“Most Canadians recognize the distinction between being weary and sleepy as a result of the epidemic and passing into another world.” Prime Minister Justin Trudeau claimed the demonstrators are “trying to blockade our economy, our democracy” in an emergency discussion in Parliament late Monday.
Despite the bridge delays, auto parts and other items continued to pour through the border Tuesday evening. Trucks, on the other hand, had to go nearly 70 miles north to reach the Blue Water Bridge, which connects Sarnia, Ontario, with Port Huron, Michigan.
Trucks crossing that bridge had a roughly three-hour wait, according to officials.
The trip will take more than five hours longer than usual in total. The demonstrators have no right to park automobiles in the middle of roadways, according to Flavio Volpe, head of the Canadian Auto Parts Manufacturers Association. Because trucker groups and huge logistics businesses have condemned the blockades, he wondered how many of the demonstrators truckers were. He described it as “essentially a group of anti-government provocateurs.”
According to Volpe, the demonstrations also pose a threat to fresh produce, animals, and other food supply. Because manufacturers are running low on component supplies and the supply chain is already fragile, even a five-hour delay can cause production delays, according to Jeff Schuster, president of the LMC Automotive consulting business in Troy, Michigan.
“Everything these days is so ‘just-in-time,'” he added. “We are still struggling with supply chain difficulties and general parts shortages.
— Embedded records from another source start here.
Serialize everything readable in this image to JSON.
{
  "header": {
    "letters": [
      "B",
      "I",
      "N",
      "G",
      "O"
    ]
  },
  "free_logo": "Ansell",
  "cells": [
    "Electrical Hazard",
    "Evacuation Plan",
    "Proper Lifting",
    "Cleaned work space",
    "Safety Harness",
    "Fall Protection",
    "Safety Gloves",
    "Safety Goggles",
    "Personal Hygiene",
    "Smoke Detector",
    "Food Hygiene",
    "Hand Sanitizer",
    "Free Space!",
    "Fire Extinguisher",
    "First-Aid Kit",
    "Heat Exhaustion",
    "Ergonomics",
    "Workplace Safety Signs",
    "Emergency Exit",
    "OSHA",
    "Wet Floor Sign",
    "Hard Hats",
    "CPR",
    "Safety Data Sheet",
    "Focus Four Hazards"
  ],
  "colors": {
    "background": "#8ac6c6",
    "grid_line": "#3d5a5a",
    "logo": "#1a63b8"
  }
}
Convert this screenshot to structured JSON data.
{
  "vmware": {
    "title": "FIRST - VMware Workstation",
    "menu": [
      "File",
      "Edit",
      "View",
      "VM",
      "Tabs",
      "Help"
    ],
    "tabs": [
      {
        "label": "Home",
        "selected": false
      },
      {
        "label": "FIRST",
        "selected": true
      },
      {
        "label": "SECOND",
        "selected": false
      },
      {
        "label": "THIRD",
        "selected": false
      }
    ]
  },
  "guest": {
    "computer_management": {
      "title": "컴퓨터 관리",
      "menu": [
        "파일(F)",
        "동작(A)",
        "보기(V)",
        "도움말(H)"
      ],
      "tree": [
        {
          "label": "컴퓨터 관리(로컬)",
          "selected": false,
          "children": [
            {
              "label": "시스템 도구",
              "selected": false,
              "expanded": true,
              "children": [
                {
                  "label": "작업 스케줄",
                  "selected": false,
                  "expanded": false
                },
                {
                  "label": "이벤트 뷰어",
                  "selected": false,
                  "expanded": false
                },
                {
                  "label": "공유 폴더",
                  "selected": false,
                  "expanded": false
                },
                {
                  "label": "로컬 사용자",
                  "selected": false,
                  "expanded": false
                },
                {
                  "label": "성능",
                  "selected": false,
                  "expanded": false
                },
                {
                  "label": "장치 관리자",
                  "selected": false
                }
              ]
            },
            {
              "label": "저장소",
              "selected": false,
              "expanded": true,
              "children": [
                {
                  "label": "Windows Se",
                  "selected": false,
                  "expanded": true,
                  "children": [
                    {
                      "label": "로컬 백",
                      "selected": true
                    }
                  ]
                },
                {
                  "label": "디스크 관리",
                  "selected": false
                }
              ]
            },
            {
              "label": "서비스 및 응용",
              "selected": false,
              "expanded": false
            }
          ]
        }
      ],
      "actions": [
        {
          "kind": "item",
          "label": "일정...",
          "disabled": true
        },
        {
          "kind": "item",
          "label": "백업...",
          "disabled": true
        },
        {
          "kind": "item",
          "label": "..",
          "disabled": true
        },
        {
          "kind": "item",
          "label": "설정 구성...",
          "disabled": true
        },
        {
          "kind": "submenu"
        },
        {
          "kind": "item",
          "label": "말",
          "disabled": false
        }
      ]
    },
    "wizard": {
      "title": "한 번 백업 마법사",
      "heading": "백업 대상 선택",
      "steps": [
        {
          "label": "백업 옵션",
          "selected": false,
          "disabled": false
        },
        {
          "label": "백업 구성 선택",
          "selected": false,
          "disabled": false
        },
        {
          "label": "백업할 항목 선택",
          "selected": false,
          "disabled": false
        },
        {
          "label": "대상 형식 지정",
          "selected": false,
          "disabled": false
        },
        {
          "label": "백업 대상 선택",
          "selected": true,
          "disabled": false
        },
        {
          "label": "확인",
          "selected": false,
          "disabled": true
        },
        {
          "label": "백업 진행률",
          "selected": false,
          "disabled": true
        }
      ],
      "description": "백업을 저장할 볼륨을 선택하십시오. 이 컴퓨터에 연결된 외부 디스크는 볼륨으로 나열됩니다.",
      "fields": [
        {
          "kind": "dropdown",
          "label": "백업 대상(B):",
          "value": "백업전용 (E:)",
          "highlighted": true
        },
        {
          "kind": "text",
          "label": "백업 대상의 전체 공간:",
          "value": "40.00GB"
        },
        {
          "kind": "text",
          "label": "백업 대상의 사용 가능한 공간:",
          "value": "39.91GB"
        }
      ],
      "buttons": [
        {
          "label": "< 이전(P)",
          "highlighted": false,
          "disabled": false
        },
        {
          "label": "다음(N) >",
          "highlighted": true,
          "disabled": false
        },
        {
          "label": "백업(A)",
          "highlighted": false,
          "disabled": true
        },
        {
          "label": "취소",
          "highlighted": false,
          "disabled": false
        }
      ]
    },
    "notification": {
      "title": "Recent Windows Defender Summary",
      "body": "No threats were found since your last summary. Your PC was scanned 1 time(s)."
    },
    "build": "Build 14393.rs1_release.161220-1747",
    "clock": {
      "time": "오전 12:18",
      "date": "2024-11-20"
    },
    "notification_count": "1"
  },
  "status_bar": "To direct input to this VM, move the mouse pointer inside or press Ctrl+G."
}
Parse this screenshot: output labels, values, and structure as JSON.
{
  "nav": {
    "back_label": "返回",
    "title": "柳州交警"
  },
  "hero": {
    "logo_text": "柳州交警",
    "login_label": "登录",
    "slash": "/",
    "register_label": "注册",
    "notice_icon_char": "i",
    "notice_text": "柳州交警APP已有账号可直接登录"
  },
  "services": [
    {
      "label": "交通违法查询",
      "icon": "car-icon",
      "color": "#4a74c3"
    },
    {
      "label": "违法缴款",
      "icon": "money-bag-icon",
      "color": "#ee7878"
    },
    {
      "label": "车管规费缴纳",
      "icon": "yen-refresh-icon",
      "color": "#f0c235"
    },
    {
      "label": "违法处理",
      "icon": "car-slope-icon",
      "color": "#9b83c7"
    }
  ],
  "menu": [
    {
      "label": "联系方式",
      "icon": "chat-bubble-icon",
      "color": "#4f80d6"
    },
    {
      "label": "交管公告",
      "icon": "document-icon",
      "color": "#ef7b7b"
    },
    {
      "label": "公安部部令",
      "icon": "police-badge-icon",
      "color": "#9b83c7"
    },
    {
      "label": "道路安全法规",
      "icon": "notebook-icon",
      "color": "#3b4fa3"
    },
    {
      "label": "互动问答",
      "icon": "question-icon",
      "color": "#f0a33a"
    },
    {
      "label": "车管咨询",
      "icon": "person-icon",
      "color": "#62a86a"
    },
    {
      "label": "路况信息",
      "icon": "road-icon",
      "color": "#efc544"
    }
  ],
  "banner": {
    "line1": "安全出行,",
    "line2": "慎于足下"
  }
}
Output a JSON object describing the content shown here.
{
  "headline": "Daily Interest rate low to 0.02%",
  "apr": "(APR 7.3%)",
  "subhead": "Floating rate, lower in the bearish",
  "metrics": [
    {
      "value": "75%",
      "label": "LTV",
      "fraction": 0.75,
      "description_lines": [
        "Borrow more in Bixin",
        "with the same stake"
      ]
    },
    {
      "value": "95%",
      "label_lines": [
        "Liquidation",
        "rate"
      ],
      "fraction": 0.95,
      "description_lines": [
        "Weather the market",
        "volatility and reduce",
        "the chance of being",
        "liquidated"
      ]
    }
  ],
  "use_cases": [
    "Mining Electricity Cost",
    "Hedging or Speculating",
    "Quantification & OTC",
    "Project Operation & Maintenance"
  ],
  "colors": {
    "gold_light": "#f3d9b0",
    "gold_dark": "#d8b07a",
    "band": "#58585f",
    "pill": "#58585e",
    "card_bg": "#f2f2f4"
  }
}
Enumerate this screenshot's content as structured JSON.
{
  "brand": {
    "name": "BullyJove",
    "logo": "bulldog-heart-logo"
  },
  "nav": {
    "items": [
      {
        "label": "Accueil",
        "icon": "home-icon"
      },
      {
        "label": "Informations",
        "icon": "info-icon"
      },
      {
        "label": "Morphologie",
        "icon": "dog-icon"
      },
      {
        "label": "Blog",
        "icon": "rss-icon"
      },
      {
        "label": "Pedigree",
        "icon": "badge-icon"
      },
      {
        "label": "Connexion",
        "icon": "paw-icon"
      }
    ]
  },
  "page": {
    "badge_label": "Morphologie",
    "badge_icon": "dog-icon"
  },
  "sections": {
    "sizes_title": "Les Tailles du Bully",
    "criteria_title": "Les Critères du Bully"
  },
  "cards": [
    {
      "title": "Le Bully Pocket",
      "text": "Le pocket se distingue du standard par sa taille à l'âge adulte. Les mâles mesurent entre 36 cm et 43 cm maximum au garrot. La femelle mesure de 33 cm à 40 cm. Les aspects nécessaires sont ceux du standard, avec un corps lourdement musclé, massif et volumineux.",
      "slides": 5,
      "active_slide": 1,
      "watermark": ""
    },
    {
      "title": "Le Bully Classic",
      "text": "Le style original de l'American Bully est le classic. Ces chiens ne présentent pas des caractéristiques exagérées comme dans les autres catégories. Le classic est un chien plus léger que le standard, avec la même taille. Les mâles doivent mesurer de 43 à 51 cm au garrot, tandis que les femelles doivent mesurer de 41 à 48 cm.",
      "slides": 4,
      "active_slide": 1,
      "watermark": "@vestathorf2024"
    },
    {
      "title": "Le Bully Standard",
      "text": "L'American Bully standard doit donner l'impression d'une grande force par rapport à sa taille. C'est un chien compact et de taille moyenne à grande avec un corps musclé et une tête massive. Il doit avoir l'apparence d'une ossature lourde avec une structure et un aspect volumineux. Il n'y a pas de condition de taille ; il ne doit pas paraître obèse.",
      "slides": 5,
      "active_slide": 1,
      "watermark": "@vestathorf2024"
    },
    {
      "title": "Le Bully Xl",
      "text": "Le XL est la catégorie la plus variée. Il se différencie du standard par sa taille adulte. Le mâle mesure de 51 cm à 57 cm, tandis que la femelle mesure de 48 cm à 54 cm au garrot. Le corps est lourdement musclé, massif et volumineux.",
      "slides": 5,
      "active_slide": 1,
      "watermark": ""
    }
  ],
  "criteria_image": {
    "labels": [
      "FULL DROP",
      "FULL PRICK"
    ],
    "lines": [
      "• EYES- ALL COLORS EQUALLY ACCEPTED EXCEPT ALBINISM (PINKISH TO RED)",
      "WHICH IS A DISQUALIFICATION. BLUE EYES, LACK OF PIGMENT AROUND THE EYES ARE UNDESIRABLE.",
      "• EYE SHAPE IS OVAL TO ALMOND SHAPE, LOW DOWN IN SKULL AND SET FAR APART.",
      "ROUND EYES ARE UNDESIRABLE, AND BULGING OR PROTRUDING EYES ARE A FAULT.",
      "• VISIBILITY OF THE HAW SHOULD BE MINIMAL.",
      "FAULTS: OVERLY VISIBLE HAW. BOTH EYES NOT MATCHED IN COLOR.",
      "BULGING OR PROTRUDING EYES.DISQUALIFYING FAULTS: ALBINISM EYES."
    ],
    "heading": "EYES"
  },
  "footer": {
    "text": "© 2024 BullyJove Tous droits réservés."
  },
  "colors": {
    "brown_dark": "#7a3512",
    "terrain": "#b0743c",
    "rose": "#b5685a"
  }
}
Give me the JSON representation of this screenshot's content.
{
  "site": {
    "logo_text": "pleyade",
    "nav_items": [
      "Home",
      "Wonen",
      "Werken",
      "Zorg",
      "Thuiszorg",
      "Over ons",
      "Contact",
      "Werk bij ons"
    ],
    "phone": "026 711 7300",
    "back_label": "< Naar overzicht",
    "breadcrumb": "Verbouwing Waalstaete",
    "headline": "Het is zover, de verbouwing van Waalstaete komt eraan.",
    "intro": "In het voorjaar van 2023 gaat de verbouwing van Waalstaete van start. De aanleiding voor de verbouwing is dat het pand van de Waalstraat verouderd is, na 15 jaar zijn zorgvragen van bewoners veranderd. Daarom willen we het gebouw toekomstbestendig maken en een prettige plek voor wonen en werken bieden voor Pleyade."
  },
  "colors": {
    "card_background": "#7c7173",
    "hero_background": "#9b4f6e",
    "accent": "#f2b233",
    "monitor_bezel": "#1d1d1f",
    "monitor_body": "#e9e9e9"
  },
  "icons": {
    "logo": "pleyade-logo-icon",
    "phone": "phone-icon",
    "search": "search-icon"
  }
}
This is just another snag in the business that we are currently dealing with.” In Coutts, Alberta, protesters also shut down another vital US-Canada border crossing.